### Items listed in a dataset
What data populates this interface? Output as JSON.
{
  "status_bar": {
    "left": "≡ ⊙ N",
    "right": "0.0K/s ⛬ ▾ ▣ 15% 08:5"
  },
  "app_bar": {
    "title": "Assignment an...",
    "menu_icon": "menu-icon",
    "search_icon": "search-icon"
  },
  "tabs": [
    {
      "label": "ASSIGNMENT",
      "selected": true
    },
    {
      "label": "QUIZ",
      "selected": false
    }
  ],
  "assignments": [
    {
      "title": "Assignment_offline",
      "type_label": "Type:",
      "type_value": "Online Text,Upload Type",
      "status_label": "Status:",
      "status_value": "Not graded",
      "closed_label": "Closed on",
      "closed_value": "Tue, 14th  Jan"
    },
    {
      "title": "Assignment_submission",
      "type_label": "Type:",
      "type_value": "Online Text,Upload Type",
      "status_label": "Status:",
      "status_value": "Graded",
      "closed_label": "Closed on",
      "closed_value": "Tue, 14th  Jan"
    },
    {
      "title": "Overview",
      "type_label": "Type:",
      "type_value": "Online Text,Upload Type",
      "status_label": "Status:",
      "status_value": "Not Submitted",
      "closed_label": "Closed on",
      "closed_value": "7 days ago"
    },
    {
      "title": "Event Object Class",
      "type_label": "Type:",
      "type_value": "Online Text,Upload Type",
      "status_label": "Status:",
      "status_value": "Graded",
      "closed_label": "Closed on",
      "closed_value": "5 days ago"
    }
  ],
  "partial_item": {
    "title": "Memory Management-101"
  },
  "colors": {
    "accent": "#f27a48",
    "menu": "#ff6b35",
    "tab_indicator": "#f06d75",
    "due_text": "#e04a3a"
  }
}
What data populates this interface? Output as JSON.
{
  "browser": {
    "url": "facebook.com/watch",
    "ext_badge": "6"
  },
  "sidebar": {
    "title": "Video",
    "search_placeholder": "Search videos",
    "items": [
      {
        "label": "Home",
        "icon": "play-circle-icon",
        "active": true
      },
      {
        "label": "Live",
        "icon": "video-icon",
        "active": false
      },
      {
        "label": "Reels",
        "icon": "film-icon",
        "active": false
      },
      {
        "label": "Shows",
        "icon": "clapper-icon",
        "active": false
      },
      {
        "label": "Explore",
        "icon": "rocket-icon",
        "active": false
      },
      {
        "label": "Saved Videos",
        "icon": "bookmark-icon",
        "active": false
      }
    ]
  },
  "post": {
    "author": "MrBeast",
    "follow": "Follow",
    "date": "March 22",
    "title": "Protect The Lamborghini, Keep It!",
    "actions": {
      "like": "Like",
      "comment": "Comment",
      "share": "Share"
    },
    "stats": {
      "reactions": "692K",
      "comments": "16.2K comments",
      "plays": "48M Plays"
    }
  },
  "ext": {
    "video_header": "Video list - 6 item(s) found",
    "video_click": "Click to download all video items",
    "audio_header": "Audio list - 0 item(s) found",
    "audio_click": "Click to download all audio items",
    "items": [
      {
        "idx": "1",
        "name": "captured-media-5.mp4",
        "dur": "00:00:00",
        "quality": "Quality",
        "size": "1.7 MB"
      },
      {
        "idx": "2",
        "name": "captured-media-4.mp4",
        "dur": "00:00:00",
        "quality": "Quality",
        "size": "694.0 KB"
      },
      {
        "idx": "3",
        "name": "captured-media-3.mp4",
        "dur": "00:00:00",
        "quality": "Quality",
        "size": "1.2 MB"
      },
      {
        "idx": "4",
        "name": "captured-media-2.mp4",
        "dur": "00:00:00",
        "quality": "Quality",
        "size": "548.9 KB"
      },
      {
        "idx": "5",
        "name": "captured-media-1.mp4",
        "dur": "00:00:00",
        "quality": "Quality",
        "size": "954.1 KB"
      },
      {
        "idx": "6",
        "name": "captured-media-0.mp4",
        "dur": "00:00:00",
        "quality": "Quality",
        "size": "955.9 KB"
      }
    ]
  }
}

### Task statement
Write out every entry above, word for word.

### The answer
What data populates this interface? Output as JSON.
{
  "status_bar": {
    "left": "≡ ⊙ N",
    "right": "0.0K/s ⛬ ▾ ▣ 15% 08:5"
  },
  "app_bar": {
    "title": "Assignment an...",
    "menu_icon": "menu-icon",
    "search_icon": "search-icon"
  },
  "tabs": [
    {
      "label": "ASSIGNMENT",
      "selected": true
    },
    {
      "label": "QUIZ",
      "selected": false
    }
  ],
  "assignments": [
    {
      "title": "Assignment_offline",
      "type_label": "Type:",
      "type_value": "Online Text,Upload Type",
      "status_label": "Status:",
      "status_value": "Not graded",
      "closed_label": "Closed on",
      "closed_value": "Tue, 14th  Jan"
    },
    {
      "title": "Assignment_submission",
      "type_label": "Type:",
      "type_value": "Online Text,Upload Type",
      "status_label": "Status:",
      "status_value": "Graded",
      "closed_label": "Closed on",
      "closed_value": "Tue, 14th  Jan"
    },
    {
      "title": "Overview",
      "type_label": "Type:",
      "type_value": "Online Text,Upload Type",
      "status_label": "Status:",
      "status_value": "Not Submitted",
      "closed_label": "Closed on",
      "closed_value": "7 days ago"
    },
    {
      "title": "Event Object Class",
      "type_label": "Type:",
      "type_value": "Online Text,Upload Type",
      "status_label": "Status:",
      "status_value": "Graded",
      "closed_label": "Closed on",
      "closed_value": "5 days ago"
    }
  ],
  "partial_item": {
    "title": "Memory Management-101"
  },
  "colors": {
    "accent": "#f27a48",
    "menu": "#ff6b35",
    "tab_indicator": "#f06d75",
    "due_text": "#e04a3a"
  }
}
What data populates this interface? Output as JSON.
{
  "browser": {
    "url": "facebook.com/watch",
    "ext_badge": "6"
  },
  "sidebar": {
    "title": "Video",
    "search_placeholder": "Search videos",
    "items": [
      {
        "label": "Home",
        "icon": "play-circle-icon",
        "active": true
      },
      {
        "label": "Live",
        "icon": "video-icon",
        "active": false
      },
      {
        "label": "Reels",
        "icon": "film-icon",
        "active": false
      },
      {
        "label": "Shows",
        "icon": "clapper-icon",
        "active": false
      },
      {
        "label": "Explore",
        "icon": "rocket-icon",
        "active": false
      },
      {
        "label": "Saved Videos",
        "icon": "bookmark-icon",
        "active": false
      }
    ]
  },
  "post": {
    "author": "MrBeast",
    "follow": "Follow",
    "date": "March 22",
    "title": "Protect The Lamborghini, Keep It!",
    "actions": {
      "like": "Like",
      "comment": "Comment",
      "share": "Share"
    },
    "stats": {
      "reactions": "692K",
      "comments": "16.2K comments",
      "plays": "48M Plays"
    }
  },
  "ext": {
    "video_header": "Video list - 6 item(s) found",
    "video_click": "Click to download all video items",
    "audio_header": "Audio list - 0 item(s) found",
    "audio_click": "Click to download all audio items",
    "items": [
      {
        "idx": "1",
        "name": "captured-media-5.mp4",
        "dur": "00:00:00",
        "quality": "Quality",
        "size": "1.7 MB"
      },
      {
        "idx": "2",
        "name": "captured-media-4.mp4",
        "dur": "00:00:00",
        "quality": "Quality",
        "size": "694.0 KB"
      },
      {
        "idx": "3",
        "name": "captured-media-3.mp4",
        "dur": "00:00:00",
        "quality": "Quality",
        "size": "1.2 MB"
      },
      {
        "idx": "4",
        "name": "captured-media-2.mp4",
        "dur": "00:00:00",
        "quality": "Quality",
        "size": "548.9 KB"
      },
      {
        "idx": "5",
        "name": "captured-media-1.mp4",
        "dur": "00:00:00",
        "quality": "Quality",
        "size": "954.1 KB"
      },
      {
        "idx": "6",
        "name": "captured-media-0.mp4",
        "dur": "00:00:00",
        "quality": "Quality",
        "size": "955.9 KB"
      }
    ]
  }
}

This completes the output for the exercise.